Act I focus heavily on all the horrible symptoms of menopause, and each character’s struggle is hashed out by adding new lyrics to parody versions of popular songs from the 1960s, ‘70s and ‘80s. For example, “Stayin’ Alive” and “The Lion Sleeps Tonight” are used to describe the pains of insomnia, while “Heat Wave” and “Wishin’ and Hopin’” break the fourth wall to relay the occurrence of hot flashes.

I mean, there is nothing quite like sitting in an auditorium and hearing the warm sound of (primarily women’s) laughter and (men’s) confusion as the characters onstage sing about night sweats, forgetfulness and wrinkles. The humor is easy, tangible and relatable — even for those who have not yet or will not experience “the change.” 
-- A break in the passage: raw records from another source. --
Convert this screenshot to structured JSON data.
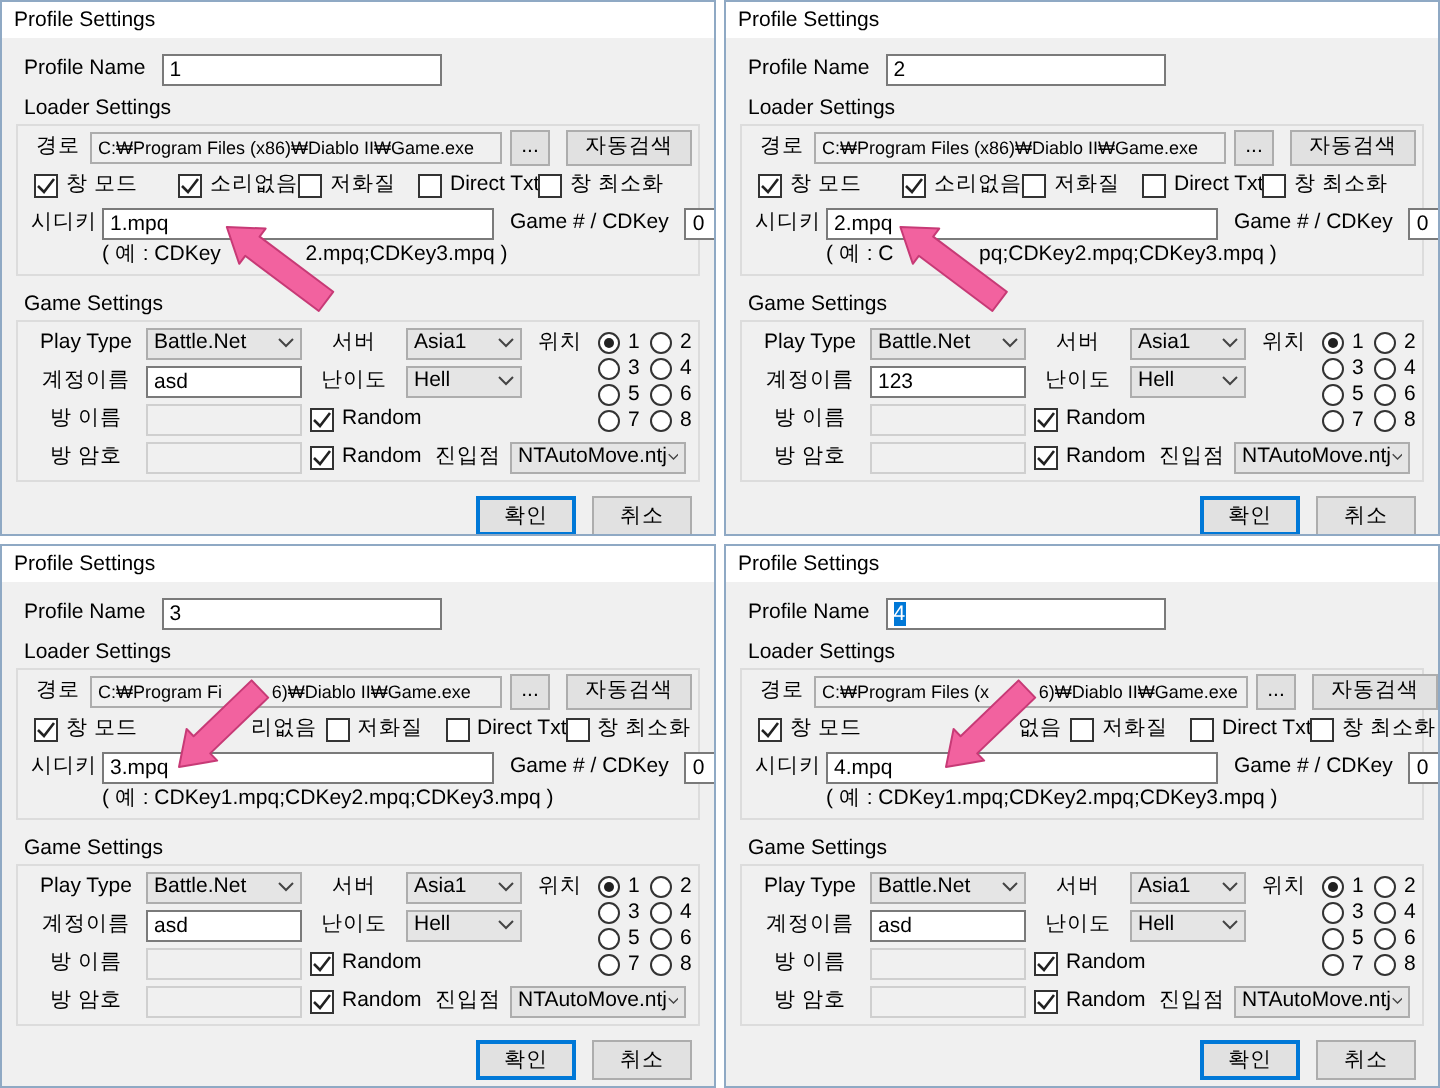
{
  "dialogs": [
    {
      "title": "Profile Settings",
      "profile": {
        "label": "Profile Name",
        "value": "1",
        "highlighted": false
      },
      "loader": {
        "title": "Loader Settings",
        "path_label": "경로",
        "path": [
          "C:₩Program Files (x86)₩Diablo II₩Game.exe"
        ],
        "browse_button": "...",
        "search_button": "자동검색",
        "options": [
          {
            "kind": "checkbox",
            "label": "창 모드",
            "checked": true
          },
          {
            "kind": "checkbox",
            "label": "소리없음",
            "checked": true
          },
          {
            "kind": "checkbox",
            "label": "저화질",
            "checked": false
          },
          {
            "kind": "checkbox",
            "label": "Direct Txt",
            "checked": false
          },
          {
            "kind": "checkbox",
            "label": "창 최소화",
            "checked": false
          }
        ],
        "cdkey_label": "시디키",
        "cdkey": "1.mpq",
        "game_number_label": "Game # / CDKey",
        "game_number": "0",
        "hint": [
          "( 예 : CDKey",
          "2.mpq;CDKey3.mpq )"
        ]
      },
      "game": {
        "title": "Game Settings",
        "play_type_label": "Play Type",
        "play_type": "Battle.Net",
        "server_label": "서버",
        "server": "Asia1",
        "slot_label": "위치",
        "slots": [
          {
            "label": "1",
            "selected": true
          },
          {
            "label": "2",
            "selected": false
          },
          {
            "label": "3",
            "selected": false
          },
          {
            "label": "4",
            "selected": false
          },
          {
            "label": "5",
            "selected": false
          },
          {
            "label": "6",
            "selected": false
          },
          {
            "label": "7",
            "selected": false
          },
          {
            "label": "8",
            "selected": false
          }
        ],
        "account_label": "계정이름",
        "account": "asd",
        "difficulty_label": "난이도",
        "difficulty": "Hell",
        "room_name_label": "방 이름",
        "room_name_disabled": true,
        "room_name_random": {
          "label": "Random",
          "checked": true
        },
        "room_password_label": "방 암호",
        "room_password_disabled": true,
        "room_password_random": {
          "label": "Random",
          "checked": true
        },
        "entry_label": "진입점",
        "entry": "NTAutoMove.ntj"
      },
      "buttons": [
        {
          "label": "확인",
          "default": true
        },
        {
          "label": "취소",
          "default": false
        }
      ],
      "annotation": {
        "kind": "arrow"
      }
    },
    {
      "title": "Profile Settings",
      "profile": {
        "label": "Profile Name",
        "value": "2",
        "highlighted": false
      },
      "loader": {
        "title": "Loader Settings",
        "path_label": "경로",
        "path": [
          "C:₩Program Files (x86)₩Diablo II₩Game.exe"
        ],
        "browse_button": "...",
        "search_button": "자동검색",
        "options": [
          {
            "kind": "checkbox",
            "label": "창 모드",
            "checked": true
          },
          {
            "kind": "checkbox",
            "label": "소리없음",
            "checked": true
          },
          {
            "kind": "checkbox",
            "label": "저화질",
            "checked": false
          },
          {
            "kind": "checkbox",
            "label": "Direct Txt",
            "checked": false
          },
          {
            "kind": "checkbox",
            "label": "창 최소화",
            "checked": false
          }
        ],
        "cdkey_label": "시디키",
        "cdkey": "2.mpq",
        "game_number_label": "Game # / CDKey",
        "game_number": "0",
        "hint": [
          "( 예 : C",
          "pq;CDKey2.mpq;CDKey3.mpq )"
        ]
      },
      "game": {
        "title": "Game Settings",
        "play_type_label": "Play Type",
        "play_type": "Battle.Net",
        "server_label": "서버",
        "server": "Asia1",
        "slot_label": "위치",
        "slots": [
          {
            "label": "1",
            "selected": true
          },
          {
            "label": "2",
            "selected": false
          },
          {
            "label": "3",
            "selected": false
          },
          {
            "label": "4",
            "selected": false
          },
          {
            "label": "5",
            "selected": false
          },
          {
            "label": "6",
            "selected": false
          },
          {
            "label": "7",
            "selected": false
          },
          {
            "label": "8",
            "selected": false
          }
        ],
        "account_label": "계정이름",
        "account": "123",
        "difficulty_label": "난이도",
        "difficulty": "Hell",
        "room_name_label": "방 이름",
        "room_name_disabled": true,
        "room_name_random": {
          "label": "Random",
          "checked": true
        },
        "room_password_label": "방 암호",
        "room_password_disabled": true,
        "room_password_random": {
          "label": "Random",
          "checked": true
        },
        "entry_label": "진입점",
        "entry": "NTAutoMove.ntj"
      },
      "buttons": [
        {
          "label": "확인",
          "default": true
        },
        {
          "label": "취소",
          "default": false
        }
      ],
      "annotation": {
        "kind": "arrow"
      }
    },
    {
      "title": "Profile Settings",
      "profile": {
        "label": "Profile Name",
        "value": "3",
        "highlighted": false
      },
      "loader": {
        "title": "Loader Settings",
        "path_label": "경로",
        "path": [
          "C:₩Program Fi",
          "6)₩Diablo II₩Game.exe"
        ],
        "browse_button": "...",
        "search_button": "자동검색",
        "options": [
          {
            "kind": "checkbox",
            "label": "창 모드",
            "checked": true
          },
          {
            "kind": "covered",
            "label": "리없음"
          },
          {
            "kind": "checkbox",
            "label": "저화질",
            "checked": false
          },
          {
            "kind": "checkbox",
            "label": "Direct Txt",
            "checked": false
          },
          {
            "kind": "checkbox",
            "label": "창 최소화",
            "checked": false
          }
        ],
        "cdkey_label": "시디키",
        "cdkey": "3.mpq",
        "game_number_label": "Game # / CDKey",
        "game_number": "0",
        "hint": [
          "( 예 : CDKey1.mpq;CDKey2.mpq;CDKey3.mpq )"
        ]
      },
      "game": {
        "title": "Game Settings",
        "play_type_label": "Play Type",
        "play_type": "Battle.Net",
        "server_label": "서버",
        "server": "Asia1",
        "slot_label": "위치",
        "slots": [
          {
            "label": "1",
            "selected": true
          },
          {
            "label": "2",
            "selected": false
          },
          {
            "label": "3",
            "selected": false
          },
          {
            "label": "4",
            "selected": false
          },
          {
            "label": "5",
            "selected": false
          },
          {
            "label": "6",
            "selected": false
          },
          {
            "label": "7",
            "selected": false
          },
          {
            "label": "8",
            "selected": false
          }
        ],
        "account_label": "계정이름",
        "account": "asd",
        "difficulty_label": "난이도",
        "difficulty": "Hell",
        "room_name_label": "방 이름",
        "room_name_disabled": true,
        "room_name_random": {
          "label": "Random",
          "checked": true
        },
        "room_password_label": "방 암호",
        "room_password_disabled": true,
        "room_password_random": {
          "label": "Random",
          "checked": true
        },
        "entry_label": "진입점",
        "entry": "NTAutoMove.ntj"
      },
      "buttons": [
        {
          "label": "확인",
          "default": true
        },
        {
          "label": "취소",
          "default": false
        }
      ],
      "annotation": {
        "kind": "arrow"
      }
    },
    {
      "title": "Profile Settings",
      "profile": {
        "label": "Profile Name",
        "value": "4",
        "highlighted": true
      },
      "loader": {
        "title": "Loader Settings",
        "path_label": "경로",
        "path": [
          "C:₩Program Files (x",
          "6)₩Diablo II₩Game.exe"
        ],
        "browse_button": "...",
        "search_button": "자동검색",
        "options": [
          {
            "kind": "checkbox",
            "label": "창 모드",
            "checked": true
          },
          {
            "kind": "covered",
            "label": "없음"
          },
          {
            "kind": "checkbox",
            "label": "저화질",
            "checked": false
          },
          {
            "kind": "checkbox",
            "label": "Direct Txt",
            "checked": false
          },
          {
            "kind": "checkbox",
            "label": "창 최소화",
            "checked": false
          }
        ],
        "cdkey_label": "시디키",
        "cdkey": "4.mpq",
        "game_number_label": "Game # / CDKey",
        "game_number": "0",
        "hint": [
          "( 예 : CDKey1.mpq;CDKey2.mpq;CDKey3.mpq )"
        ]
      },
      "game": {
        "title": "Game Settings",
        "play_type_label": "Play Type",
        "play_type": "Battle.Net",
        "server_label": "서버",
        "server": "Asia1",
        "slot_label": "위치",
        "slots": [
          {
            "label": "1",
            "selected": true
          },
          {
            "label": "2",
            "selected": false
          },
          {
            "label": "3",
            "selected": false
          },
          {
            "label": "4",
            "selected": false
          },
          {
            "label": "5",
            "selected": false
          },
          {
            "label": "6",
            "selected": false
          },
          {
            "label": "7",
            "selected": false
          },
          {
            "label": "8",
            "selected": false
          }
        ],
        "account_label": "계정이름",
        "account": "asd",
        "difficulty_label": "난이도",
        "difficulty": "Hell",
        "room_name_label": "방 이름",
        "room_name_disabled": true,
        "room_name_random": {
          "label": "Random",
          "checked": true
        },
        "room_password_label": "방 암호",
        "room_password_disabled": true,
        "room_password_random": {
          "label": "Random",
          "checked": true
        },
        "entry_label": "진입점",
        "entry": "NTAutoMove.ntj"
      },
      "buttons": [
        {
          "label": "확인",
          "default": true
        },
        {
          "label": "취소",
          "default": false
        }
      ],
      "annotation": {
        "kind": "arrow"
      }
    }
  ]
}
It is easy to see women you know in the Iowa Housewife, Professional Woman, Earth Mother and Soap Star as they dance through the department store dressed as Sonny and Cher singing about still being afraid to stand up to their mothers.

Act II takes a bit of a turn, where there is acceptance, there is humor. Songs like “What’s Love Got To Do With It,” “Good Vibrations” and “Only You” are whimsically choreographed and performed as each of our ladies describes their ever-changing relationship with sex — or lack thereof.

Spoiler: The end of the show is interactive. But it is a parody of “YMCA,” so if you go, you have no excuse not to participate. It is fun and wholesome, I promise.

Rather than poke fun at women’s expense, like many older musicals (that do not age well) have, “Menopause the Musical” is purely a celebration of women and, if anything, educational.

Although “Menopause the Musical” is suitable for audience members of all genders and ages, I would argue that menopausal and postmenopausal theatergoers will likely have the best experience and be able to relate most to the wonderful characters on stage.

And in about 20ish years, I will too.

“Menopause the Musical” is showing at Beef & Boards Dinner Theatre, 9301 Michigan Road, for 36 performances through Feb. 4, weekdays and Saturday evenings at 8 p.m., Sunday evenings at 7 p.m., and select matinees at 1 p.m. A dinner buffet and select beverages are available prior to each show. Tickets range from $55-$82 and are available to purchase at beefandboards.com.

Contact staff writer Chloe McGowan at 317-762-7848. Follow her on Twitter @chloe_mcgowanxx.